Kidney stones are becoming a more common occurrence - find out some supermarket solutions for preventing stones to share with shoppers.
Diet and weight play strong roles in the development of kidney stones. Low fluid intake and high intakes of sodium as well as animal fat and proteins can contribute to kidney stones as well. Share the tips that follow with your shoppers to help them avoid this painful occurrence.
While kidney stones are most common after age 40, they can develop at any age, and the numbers are increasing. The number of Americans getting kidney stones has nearly doubled since 1994, according to UCLA and the RAND Corp. According to the study, 1 in 11 Americans, or 8.8 percent, suffer a kidney stone. The study reviewed responses collected from 2007 to 2010 from 12,110 individuals. In 1994, the ratio was 1 in 20.
The dietary factors associated with kidney stones are the same as those related to high blood pressure, heart disease, and diabetes. To add to that, once a person gets more than one stone, other stones are likely to develop.

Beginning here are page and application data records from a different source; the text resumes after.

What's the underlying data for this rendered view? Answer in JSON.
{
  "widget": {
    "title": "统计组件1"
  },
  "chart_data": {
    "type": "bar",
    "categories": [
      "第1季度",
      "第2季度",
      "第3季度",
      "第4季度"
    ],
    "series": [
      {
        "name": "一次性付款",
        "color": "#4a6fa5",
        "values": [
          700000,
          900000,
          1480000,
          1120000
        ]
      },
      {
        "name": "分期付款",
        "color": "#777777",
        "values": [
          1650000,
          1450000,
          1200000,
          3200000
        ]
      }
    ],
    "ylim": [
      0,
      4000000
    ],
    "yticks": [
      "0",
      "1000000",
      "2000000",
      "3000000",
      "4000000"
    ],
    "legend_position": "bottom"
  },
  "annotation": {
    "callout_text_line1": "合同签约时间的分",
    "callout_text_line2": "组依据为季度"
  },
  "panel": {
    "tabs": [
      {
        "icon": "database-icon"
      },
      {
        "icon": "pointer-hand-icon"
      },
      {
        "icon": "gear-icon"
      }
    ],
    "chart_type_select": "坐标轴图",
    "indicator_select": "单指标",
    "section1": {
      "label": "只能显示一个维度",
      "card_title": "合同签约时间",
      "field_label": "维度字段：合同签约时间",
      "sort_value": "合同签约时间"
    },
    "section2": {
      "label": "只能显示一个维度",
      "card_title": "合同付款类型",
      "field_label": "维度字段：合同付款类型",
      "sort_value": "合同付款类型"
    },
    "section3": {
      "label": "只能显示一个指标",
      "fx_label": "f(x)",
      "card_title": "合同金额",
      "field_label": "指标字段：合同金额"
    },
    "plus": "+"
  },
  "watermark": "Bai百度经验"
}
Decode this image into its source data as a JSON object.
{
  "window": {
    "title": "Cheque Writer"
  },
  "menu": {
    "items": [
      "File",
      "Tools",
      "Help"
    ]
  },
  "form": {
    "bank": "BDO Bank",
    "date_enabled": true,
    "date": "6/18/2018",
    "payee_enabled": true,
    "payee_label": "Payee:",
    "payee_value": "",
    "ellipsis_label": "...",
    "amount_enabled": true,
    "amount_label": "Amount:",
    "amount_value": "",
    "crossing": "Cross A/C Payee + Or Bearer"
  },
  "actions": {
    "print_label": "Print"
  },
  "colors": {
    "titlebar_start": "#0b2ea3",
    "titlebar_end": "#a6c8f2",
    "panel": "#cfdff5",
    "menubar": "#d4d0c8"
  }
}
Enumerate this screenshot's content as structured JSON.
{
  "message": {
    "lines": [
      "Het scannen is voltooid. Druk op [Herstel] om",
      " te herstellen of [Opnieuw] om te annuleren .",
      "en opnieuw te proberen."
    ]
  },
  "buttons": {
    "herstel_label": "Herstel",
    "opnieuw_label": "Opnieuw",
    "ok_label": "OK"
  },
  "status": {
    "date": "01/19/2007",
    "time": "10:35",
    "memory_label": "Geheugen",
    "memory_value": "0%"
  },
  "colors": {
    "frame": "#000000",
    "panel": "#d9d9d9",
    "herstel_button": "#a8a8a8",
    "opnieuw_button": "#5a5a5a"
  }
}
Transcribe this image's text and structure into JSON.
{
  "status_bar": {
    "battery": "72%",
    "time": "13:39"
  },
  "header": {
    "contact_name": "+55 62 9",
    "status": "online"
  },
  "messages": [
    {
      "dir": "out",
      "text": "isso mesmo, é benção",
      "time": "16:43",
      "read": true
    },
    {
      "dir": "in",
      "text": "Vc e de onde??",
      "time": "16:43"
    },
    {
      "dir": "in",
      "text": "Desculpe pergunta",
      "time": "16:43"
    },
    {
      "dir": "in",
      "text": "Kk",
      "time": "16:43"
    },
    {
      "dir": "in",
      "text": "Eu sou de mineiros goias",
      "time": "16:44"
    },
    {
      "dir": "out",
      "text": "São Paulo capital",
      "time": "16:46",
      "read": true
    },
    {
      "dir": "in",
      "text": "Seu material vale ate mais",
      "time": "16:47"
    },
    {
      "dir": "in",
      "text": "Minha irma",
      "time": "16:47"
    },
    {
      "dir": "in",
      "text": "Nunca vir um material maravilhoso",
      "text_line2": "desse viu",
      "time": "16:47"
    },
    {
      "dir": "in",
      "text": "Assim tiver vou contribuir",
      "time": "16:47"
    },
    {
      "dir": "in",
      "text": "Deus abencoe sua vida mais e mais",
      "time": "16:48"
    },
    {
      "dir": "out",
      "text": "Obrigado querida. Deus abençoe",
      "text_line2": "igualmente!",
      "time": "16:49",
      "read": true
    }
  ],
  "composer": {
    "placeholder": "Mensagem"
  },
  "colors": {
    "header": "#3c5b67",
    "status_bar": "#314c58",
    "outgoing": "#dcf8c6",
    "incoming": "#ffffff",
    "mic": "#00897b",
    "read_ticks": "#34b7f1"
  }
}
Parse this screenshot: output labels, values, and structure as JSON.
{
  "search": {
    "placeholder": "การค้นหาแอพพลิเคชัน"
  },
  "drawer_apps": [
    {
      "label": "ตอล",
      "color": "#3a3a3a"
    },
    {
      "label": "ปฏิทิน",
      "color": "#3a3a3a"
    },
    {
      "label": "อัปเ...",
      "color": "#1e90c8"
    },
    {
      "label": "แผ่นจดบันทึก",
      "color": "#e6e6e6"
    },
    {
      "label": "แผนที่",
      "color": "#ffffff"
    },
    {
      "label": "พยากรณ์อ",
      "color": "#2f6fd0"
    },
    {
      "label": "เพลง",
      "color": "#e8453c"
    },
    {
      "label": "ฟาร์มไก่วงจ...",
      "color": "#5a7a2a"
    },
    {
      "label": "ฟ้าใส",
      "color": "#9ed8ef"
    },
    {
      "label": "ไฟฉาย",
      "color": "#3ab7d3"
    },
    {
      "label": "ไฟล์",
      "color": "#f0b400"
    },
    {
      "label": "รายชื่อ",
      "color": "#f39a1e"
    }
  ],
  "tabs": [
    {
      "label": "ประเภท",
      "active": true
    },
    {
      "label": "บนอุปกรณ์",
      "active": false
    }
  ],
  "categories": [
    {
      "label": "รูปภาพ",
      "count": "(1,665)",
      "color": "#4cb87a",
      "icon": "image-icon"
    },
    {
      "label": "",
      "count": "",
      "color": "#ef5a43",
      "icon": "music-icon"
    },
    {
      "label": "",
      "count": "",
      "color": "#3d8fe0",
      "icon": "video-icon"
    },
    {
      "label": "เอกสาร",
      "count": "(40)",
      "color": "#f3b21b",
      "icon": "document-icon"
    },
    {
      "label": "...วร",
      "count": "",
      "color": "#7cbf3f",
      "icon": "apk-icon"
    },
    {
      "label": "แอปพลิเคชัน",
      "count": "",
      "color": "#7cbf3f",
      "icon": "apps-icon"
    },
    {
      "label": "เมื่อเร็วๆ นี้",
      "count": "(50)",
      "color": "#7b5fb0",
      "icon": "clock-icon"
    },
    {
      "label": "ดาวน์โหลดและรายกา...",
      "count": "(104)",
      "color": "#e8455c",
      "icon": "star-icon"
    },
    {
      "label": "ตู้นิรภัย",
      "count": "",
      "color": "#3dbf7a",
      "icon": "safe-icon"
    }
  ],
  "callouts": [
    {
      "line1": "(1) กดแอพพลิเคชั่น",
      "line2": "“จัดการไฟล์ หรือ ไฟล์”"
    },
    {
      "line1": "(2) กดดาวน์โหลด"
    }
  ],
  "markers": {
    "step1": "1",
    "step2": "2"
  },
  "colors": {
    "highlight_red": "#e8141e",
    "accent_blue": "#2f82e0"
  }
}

Why the increase in kidney stones? While it is possible that better reporting and treatment options for kidney stones may have contributed to the numbers, there are other factors that might lend themselves to the development of kidney stones in children and adults - the increase in obesity and poor nutrition.
Kidney stones are a hard mass developed from crystals that separate from the urine within the urinary tract. The most common type of stone contains calcium in combination with either oxalate or phosphate. These chemicals are part of a person’s normal diet and make up important parts of the body, such as bones and muscles.
What can you do to help your shoppers prevent kidney stones?
Hydration and a proper diet are the best ways to prevent stone formation. Drinking fresh lemon in water may help reduce the risk of kidney stone formation. Lemon juice increases the level of citrate in the urine, which in turn may prevent the formation of kidney stones.
Additionally, for some, avoiding certain high-oxalate foods* can aid in prevention. Those foods include: rhubarb, spinach, beets, Swiss chard, wheat germ, soybean crackers, peanuts, okra, chocolate, and sweet potatoes. Medium-oxalate foods include: grits, grapes, celery, green pepper, red raspberries, fruitcake, strawberries, marmalade and liver.
*Source of oxalate-rich foods: The Oxalosis and Hyperoxaluria Foundation